:: Data excerpts ::
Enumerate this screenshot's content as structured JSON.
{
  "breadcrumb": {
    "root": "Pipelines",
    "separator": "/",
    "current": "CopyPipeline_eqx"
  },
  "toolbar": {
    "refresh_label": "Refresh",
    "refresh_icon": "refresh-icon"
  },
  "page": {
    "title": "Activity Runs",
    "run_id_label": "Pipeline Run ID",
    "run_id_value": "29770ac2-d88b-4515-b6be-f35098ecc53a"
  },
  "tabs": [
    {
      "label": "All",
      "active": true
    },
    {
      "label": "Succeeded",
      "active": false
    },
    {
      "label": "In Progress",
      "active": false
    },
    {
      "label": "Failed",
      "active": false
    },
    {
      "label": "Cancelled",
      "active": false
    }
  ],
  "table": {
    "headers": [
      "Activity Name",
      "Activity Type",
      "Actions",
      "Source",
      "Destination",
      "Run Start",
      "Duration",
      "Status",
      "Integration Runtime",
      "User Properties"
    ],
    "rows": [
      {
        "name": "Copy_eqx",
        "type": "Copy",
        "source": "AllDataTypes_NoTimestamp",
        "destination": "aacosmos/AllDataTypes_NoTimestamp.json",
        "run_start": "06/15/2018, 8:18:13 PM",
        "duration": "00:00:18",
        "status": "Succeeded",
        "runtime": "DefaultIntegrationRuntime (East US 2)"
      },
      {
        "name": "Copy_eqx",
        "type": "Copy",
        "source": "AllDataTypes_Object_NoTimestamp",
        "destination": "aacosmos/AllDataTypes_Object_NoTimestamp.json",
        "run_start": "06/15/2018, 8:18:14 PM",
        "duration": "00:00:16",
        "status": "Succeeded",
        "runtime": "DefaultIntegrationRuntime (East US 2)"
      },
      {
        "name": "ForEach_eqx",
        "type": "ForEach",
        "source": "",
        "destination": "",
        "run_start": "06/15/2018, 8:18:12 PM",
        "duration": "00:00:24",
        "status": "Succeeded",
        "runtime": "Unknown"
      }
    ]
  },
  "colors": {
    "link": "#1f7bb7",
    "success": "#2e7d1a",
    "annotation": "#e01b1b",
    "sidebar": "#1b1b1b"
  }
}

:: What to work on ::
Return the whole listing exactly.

:: Response to this exercise ::
Enumerate this screenshot's content as structured JSON.
{
  "breadcrumb": {
    "root": "Pipelines",
    "separator": "/",
    "current": "CopyPipeline_eqx"
  },
  "toolbar": {
    "refresh_label": "Refresh",
    "refresh_icon": "refresh-icon"
  },
  "page": {
    "title": "Activity Runs",
    "run_id_label": "Pipeline Run ID",
    "run_id_value": "29770ac2-d88b-4515-b6be-f35098ecc53a"
  },
  "tabs": [
    {
      "label": "All",
      "active": true
    },
    {
      "label": "Succeeded",
      "active": false
    },
    {
      "label": "In Progress",
      "active": false
    },
    {
      "label": "Failed",
      "active": false
    },
    {
      "label": "Cancelled",
      "active": false
    }
  ],
  "table": {
    "headers": [
      "Activity Name",
      "Activity Type",
      "Actions",
      "Source",
      "Destination",
      "Run Start",
      "Duration",
      "Status",
      "Integration Runtime",
      "User Properties"
    ],
    "rows": [
      {
        "name": "Copy_eqx",
        "type": "Copy",
        "source": "AllDataTypes_NoTimestamp",
        "destination": "aacosmos/AllDataTypes_NoTimestamp.json",
        "run_start": "06/15/2018, 8:18:13 PM",
        "duration": "00:00:18",
        "status": "Succeeded",
        "runtime": "DefaultIntegrationRuntime (East US 2)"
      },
      {
        "name": "Copy_eqx",
        "type": "Copy",
        "source": "AllDataTypes_Object_NoTimestamp",
        "destination": "aacosmos/AllDataTypes_Object_NoTimestamp.json",
        "run_start": "06/15/2018, 8:18:14 PM",
        "duration": "00:00:16",
        "status": "Succeeded",
        "runtime": "DefaultIntegrationRuntime (East US 2)"
      },
      {
        "name": "ForEach_eqx",
        "type": "ForEach",
        "source": "",
        "destination": "",
        "run_start": "06/15/2018, 8:18:12 PM",
        "duration": "00:00:24",
        "status": "Succeeded",
        "runtime": "Unknown"
      }
    ]
  },
  "colors": {
    "link": "#1f7bb7",
    "success": "#2e7d1a",
    "annotation": "#e01b1b",
    "sidebar": "#1b1b1b"
  }
}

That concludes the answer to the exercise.